(Provided entries Opens)

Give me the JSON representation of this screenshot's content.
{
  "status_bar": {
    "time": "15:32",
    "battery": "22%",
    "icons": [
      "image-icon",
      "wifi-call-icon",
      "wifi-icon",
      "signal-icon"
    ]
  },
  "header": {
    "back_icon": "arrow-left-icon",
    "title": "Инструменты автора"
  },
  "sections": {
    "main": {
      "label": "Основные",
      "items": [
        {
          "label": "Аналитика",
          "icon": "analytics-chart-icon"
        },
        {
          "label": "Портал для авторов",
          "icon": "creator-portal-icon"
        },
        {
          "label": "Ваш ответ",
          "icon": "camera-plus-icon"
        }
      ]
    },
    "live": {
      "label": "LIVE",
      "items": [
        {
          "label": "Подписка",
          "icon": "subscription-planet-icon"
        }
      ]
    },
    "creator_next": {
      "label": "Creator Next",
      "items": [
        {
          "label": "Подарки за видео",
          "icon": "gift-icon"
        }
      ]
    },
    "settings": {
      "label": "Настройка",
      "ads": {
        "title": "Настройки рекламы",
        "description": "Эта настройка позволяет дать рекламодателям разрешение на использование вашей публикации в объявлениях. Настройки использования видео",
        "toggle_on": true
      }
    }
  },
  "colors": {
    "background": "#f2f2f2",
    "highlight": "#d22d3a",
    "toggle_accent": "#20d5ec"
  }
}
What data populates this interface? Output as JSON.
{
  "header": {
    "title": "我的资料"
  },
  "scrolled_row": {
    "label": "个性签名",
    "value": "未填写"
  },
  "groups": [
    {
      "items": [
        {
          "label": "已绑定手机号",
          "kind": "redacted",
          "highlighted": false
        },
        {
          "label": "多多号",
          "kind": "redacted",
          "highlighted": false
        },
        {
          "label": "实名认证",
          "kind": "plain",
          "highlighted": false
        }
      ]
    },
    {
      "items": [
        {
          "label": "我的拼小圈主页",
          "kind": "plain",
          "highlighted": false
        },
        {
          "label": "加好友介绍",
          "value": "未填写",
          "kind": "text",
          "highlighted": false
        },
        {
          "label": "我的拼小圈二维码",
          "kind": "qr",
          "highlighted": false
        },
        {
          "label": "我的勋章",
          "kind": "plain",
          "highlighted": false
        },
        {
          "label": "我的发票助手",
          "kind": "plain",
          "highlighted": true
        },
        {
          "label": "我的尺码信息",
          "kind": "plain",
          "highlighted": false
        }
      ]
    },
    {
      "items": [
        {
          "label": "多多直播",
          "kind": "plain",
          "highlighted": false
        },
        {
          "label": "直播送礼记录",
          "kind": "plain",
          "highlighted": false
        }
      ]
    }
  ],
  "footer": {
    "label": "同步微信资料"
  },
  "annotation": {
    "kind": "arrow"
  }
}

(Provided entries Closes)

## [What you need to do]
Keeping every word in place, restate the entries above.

## [Output for this task]
Give me the JSON representation of this screenshot's content.
{
  "status_bar": {
    "time": "15:32",
    "battery": "22%",
    "icons": [
      "image-icon",
      "wifi-call-icon",
      "wifi-icon",
      "signal-icon"
    ]
  },
  "header": {
    "back_icon": "arrow-left-icon",
    "title": "Инструменты автора"
  },
  "sections": {
    "main": {
      "label": "Основные",
      "items": [
        {
          "label": "Аналитика",
          "icon": "analytics-chart-icon"
        },
        {
          "label": "Портал для авторов",
          "icon": "creator-portal-icon"
        },
        {
          "label": "Ваш ответ",
          "icon": "camera-plus-icon"
        }
      ]
    },
    "live": {
      "label": "LIVE",
      "items": [
        {
          "label": "Подписка",
          "icon": "subscription-planet-icon"
        }
      ]
    },
    "creator_next": {
      "label": "Creator Next",
      "items": [
        {
          "label": "Подарки за видео",
          "icon": "gift-icon"
        }
      ]
    },
    "settings": {
      "label": "Настройка",
      "ads": {
        "title": "Настройки рекламы",
        "description": "Эта настройка позволяет дать рекламодателям разрешение на использование вашей публикации в объявлениях. Настройки использования видео",
        "toggle_on": true
      }
    }
  },
  "colors": {
    "background": "#f2f2f2",
    "highlight": "#d22d3a",
    "toggle_accent": "#20d5ec"
  }
}
What data populates this interface? Output as JSON.
{
  "header": {
    "title": "我的资料"
  },
  "scrolled_row": {
    "label": "个性签名",
    "value": "未填写"
  },
  "groups": [
    {
      "items": [
        {
          "label": "已绑定手机号",
          "kind": "redacted",
          "highlighted": false
        },
        {
          "label": "多多号",
          "kind": "redacted",
          "highlighted": false
        },
        {
          "label": "实名认证",
          "kind": "plain",
          "highlighted": false
        }
      ]
    },
    {
      "items": [
        {
          "label": "我的拼小圈主页",
          "kind": "plain",
          "highlighted": false
        },
        {
          "label": "加好友介绍",
          "value": "未填写",
          "kind": "text",
          "highlighted": false
        },
        {
          "label": "我的拼小圈二维码",
          "kind": "qr",
          "highlighted": false
        },
        {
          "label": "我的勋章",
          "kind": "plain",
          "highlighted": false
        },
        {
          "label": "我的发票助手",
          "kind": "plain",
          "highlighted": true
        },
        {
          "label": "我的尺码信息",
          "kind": "plain",
          "highlighted": false
        }
      ]
    },
    {
      "items": [
        {
          "label": "多多直播",
          "kind": "plain",
          "highlighted": false
        },
        {
          "label": "直播送礼记录",
          "kind": "plain",
          "highlighted": false
        }
      ]
    }
  ],
  "footer": {
    "label": "同步微信资料"
  },
  "annotation": {
    "kind": "arrow"
  }
}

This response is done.